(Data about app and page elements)
-------

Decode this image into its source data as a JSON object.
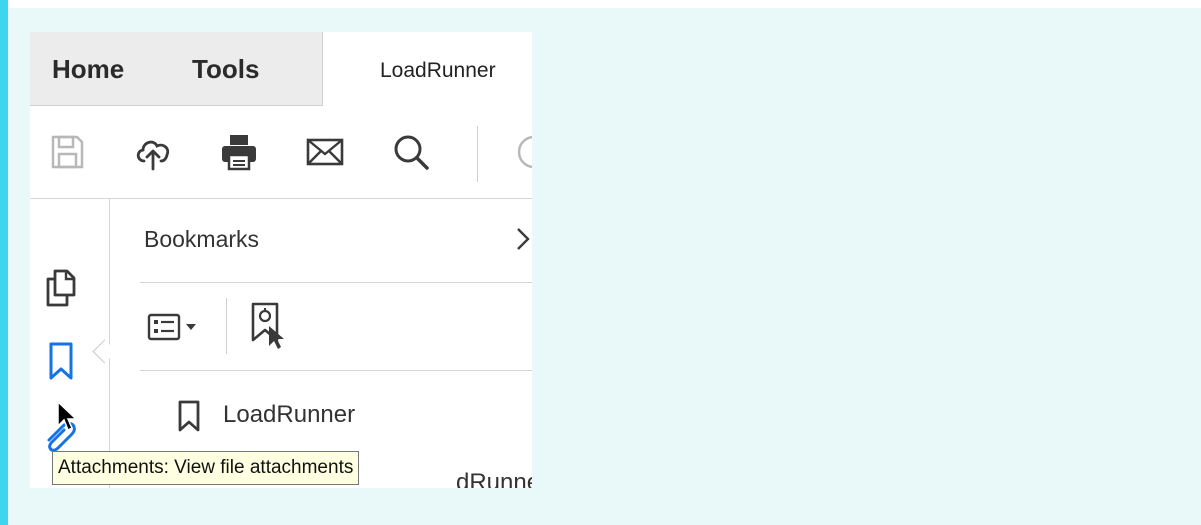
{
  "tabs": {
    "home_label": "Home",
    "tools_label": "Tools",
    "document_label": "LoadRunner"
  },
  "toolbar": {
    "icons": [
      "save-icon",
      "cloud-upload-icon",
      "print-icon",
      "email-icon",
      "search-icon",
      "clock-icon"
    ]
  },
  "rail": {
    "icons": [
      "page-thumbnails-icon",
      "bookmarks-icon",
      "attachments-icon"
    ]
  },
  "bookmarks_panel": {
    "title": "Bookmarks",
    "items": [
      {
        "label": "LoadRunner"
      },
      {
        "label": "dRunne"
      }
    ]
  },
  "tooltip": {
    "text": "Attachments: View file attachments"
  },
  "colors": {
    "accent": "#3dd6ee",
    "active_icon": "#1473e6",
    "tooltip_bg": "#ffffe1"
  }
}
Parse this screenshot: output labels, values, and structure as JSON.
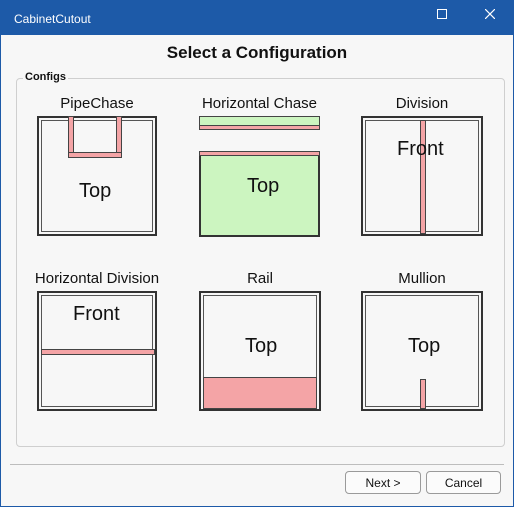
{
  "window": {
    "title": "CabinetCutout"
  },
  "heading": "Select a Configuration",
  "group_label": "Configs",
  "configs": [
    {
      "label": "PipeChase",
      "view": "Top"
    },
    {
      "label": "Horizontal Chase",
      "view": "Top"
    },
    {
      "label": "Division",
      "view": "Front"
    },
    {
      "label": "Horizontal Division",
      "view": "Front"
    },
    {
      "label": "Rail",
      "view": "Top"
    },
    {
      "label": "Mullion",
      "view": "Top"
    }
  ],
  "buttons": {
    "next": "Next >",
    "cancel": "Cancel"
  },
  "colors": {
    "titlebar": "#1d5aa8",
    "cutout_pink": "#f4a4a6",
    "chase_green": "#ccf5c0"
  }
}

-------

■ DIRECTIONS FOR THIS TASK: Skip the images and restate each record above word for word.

■ TASK RESULT:
Decode this image into its source data as a JSON object.
{
  "tabs": {
    "home_label": "Home",
    "tools_label": "Tools",
    "document_label": "LoadRunner"
  },
  "toolbar": {
    "icons": [
      "save-icon",
      "cloud-upload-icon",
      "print-icon",
      "email-icon",
      "search-icon",
      "clock-icon"
    ]
  },
  "rail": {
    "icons": [
      "page-thumbnails-icon",
      "bookmarks-icon",
      "attachments-icon"
    ]
  },
  "bookmarks_panel": {
    "title": "Bookmarks",
    "items": [
      {
        "label": "LoadRunner"
      },
      {
        "label": "dRunne"
      }
    ]
  },
  "tooltip": {
    "text": "Attachments: View file attachments"
  },
  "colors": {
    "accent": "#3dd6ee",
    "active_icon": "#1473e6",
    "tooltip_bg": "#ffffe1"
  }
}
Parse this screenshot: output labels, values, and structure as JSON.
{
  "window": {
    "title": "CabinetCutout"
  },
  "heading": "Select a Configuration",
  "group_label": "Configs",
  "configs": [
    {
      "label": "PipeChase",
      "view": "Top"
    },
    {
      "label": "Horizontal Chase",
      "view": "Top"
    },
    {
      "label": "Division",
      "view": "Front"
    },
    {
      "label": "Horizontal Division",
      "view": "Front"
    },
    {
      "label": "Rail",
      "view": "Top"
    },
    {
      "label": "Mullion",
      "view": "Top"
    }
  ],
  "buttons": {
    "next": "Next >",
    "cancel": "Cancel"
  },
  "colors": {
    "titlebar": "#1d5aa8",
    "cutout_pink": "#f4a4a6",
    "chase_green": "#ccf5c0"
  }
}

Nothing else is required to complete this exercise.